Posted on: Friday 3rd of November 2017
In the first of a series of guest blogs ahead of PIE 2017, Gary Bramall, CMO, mytaxi, looks at the impact of trust in the gig economy. You can hear more from mytaxi at PIE2017.
It can be easy to assume that some gig economy businesses have no interest in ‘trust’, that trust can be thrown away in the pursuit of greater efficiency and profit. However such an approach is wrong-headed, the gig economy is reliant on trust and companies who don’t value it will be undermined. This is a topic that I will be speaking on at PIE, the UK’s leading personal information event, on November 6th.
Trust is earned when actions meet words. At mytaxi, we operate by a code of ‘constructive disruption’. This means that we pay our taxes. We respect that our drivers choose to be self-employed, and so do not expect to have the same demands made of them as employees. Yes, we embrace the future, but we do not slash and burn the foundations of sensible, sustainable business.
This is not just to feel good, it also makes commercial sense. There will always be people that head for the cheapest price and be damned the consequences, however we believe that most consumers also consider the ethics and actions of a brand. For instance, diesel car sales have fallen dramatically following the 2015 emissions scandal as people rapidly lost trust in the product and its future.
Social media has empowered the modern consumer. It has turned them into a media outlet, meaning that one bad experience becomes magnified as a Tweet or status is shared around the world. Rather than just lose one customer, a poor experience can smash a brand’s wider trust. This places an even higher premium on actions and behaviour, since a single misstep can quickly escalate and even become fatal for a fledgling company.
This all happens in ‘gig time’ as digital data carries at the speed of light, meaning that brands have little time to manage or prepare for a crisis. In the old world, we could at least brace ourselves for tomorrow’s headline. Today, a crisis can trend while you’ve been at lunch. We all live and die by the sword, making our actions all the more important.
However social media is not only dangerous during a crisis. Too many brands erode their trust over time through poor marketing communications, invading people’s timelines and feeds with low quality paid advertising. Companies that enter the gig economy are supposed to be accompaniments to everyday life, they are meant to be brands that make the consumer journey more convenient. However intrusive marketing communications invade peoples’ timelines, rapidly undermining trust.

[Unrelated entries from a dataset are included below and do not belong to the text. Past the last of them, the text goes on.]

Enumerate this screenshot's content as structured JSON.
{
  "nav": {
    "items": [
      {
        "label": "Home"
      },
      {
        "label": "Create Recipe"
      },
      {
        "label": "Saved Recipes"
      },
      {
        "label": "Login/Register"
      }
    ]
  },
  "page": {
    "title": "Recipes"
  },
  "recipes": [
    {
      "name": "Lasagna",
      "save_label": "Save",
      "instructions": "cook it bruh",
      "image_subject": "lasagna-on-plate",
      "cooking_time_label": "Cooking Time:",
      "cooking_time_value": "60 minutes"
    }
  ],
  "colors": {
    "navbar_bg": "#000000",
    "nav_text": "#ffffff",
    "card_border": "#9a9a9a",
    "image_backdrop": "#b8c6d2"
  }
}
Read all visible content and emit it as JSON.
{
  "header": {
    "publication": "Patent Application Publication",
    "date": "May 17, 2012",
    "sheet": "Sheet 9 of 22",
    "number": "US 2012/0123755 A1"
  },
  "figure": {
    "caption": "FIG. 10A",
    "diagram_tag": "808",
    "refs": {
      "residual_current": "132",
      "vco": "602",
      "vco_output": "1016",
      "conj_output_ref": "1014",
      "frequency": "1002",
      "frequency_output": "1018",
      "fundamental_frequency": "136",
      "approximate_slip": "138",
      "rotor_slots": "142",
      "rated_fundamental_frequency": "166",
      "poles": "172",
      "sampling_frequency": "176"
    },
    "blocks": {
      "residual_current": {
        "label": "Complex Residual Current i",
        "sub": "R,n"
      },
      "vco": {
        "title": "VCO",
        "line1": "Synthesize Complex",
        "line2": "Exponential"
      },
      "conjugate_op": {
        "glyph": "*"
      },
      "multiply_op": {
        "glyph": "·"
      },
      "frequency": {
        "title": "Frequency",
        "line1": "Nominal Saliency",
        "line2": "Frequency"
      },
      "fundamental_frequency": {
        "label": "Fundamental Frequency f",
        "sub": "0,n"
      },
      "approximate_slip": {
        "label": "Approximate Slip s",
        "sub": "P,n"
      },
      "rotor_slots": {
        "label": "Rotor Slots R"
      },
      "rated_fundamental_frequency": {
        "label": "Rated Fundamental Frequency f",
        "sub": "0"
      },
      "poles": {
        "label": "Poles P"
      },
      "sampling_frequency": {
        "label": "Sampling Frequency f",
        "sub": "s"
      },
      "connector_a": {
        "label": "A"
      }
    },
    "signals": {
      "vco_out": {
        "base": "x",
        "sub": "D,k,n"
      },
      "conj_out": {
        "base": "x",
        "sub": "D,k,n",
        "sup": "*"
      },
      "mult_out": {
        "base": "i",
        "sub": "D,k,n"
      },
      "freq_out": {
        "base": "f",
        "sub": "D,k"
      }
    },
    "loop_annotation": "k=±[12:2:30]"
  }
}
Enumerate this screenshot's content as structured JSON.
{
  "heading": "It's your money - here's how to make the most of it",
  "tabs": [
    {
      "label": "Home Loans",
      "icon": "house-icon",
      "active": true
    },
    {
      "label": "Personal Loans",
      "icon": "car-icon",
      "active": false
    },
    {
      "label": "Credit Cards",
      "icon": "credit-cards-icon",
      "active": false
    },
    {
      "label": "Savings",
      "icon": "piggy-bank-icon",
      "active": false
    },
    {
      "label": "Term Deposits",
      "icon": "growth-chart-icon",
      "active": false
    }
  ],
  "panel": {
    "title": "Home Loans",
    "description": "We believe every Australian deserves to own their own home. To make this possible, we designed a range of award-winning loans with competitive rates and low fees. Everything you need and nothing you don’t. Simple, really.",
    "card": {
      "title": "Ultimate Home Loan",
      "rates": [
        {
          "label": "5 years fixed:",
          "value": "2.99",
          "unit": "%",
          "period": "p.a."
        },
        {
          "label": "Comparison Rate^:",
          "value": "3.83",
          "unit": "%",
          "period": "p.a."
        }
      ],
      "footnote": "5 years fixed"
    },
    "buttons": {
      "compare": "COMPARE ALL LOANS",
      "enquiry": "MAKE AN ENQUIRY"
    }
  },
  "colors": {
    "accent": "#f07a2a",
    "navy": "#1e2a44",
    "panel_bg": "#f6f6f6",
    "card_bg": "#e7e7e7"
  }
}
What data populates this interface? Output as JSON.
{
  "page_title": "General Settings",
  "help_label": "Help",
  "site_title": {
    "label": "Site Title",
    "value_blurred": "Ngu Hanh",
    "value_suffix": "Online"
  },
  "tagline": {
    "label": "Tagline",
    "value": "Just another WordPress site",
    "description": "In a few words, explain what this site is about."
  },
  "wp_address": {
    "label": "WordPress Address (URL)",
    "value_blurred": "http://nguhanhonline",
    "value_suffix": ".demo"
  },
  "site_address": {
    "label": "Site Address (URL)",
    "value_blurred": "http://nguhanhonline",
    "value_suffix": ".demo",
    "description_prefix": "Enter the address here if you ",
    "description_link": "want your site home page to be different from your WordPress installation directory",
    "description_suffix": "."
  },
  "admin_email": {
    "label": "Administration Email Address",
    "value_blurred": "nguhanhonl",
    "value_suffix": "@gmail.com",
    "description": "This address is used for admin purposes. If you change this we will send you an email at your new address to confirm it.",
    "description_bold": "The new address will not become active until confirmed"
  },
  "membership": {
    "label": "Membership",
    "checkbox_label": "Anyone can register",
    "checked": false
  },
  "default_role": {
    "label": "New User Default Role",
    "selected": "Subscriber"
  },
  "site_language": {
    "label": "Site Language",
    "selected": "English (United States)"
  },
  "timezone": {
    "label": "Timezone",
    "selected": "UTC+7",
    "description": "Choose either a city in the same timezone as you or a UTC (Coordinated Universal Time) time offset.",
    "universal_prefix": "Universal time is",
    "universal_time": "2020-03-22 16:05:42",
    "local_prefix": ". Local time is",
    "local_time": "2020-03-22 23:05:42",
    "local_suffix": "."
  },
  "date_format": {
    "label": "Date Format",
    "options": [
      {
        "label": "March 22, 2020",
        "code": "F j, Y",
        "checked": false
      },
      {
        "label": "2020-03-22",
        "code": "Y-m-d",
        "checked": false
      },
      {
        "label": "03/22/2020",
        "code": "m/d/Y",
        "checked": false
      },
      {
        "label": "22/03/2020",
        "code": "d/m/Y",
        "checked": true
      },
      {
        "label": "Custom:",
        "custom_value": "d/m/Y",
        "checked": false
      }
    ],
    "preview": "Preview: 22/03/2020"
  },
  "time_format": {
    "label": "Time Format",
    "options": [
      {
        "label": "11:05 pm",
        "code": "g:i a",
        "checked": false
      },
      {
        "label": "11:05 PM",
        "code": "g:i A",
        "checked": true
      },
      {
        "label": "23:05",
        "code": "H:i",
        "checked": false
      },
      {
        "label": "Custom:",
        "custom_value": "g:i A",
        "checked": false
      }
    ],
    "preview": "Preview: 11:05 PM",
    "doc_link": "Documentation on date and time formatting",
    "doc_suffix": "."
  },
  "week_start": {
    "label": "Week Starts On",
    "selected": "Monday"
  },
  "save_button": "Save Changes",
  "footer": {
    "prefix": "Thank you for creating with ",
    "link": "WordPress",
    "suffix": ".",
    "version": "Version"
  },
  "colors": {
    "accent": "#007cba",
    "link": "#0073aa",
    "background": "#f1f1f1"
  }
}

Importantly, the gig economy is lowering barriers to entry and increasing choice. Consumers have a wealth options at their fingertips, whereas once they were far more limited. This means that brands only have a few ways of differentiating themselves and standing out in a crowded market, with trust being arguably the most important differentiator. The gig economy is only increasing trust’s value.
To thrive in a world that is becoming evermore digital and open, brands will have to make a real commitment to building trusting relationships with consumers. To do this, they need to act in a way that benefits their consumers, people and society, not just their bottom line.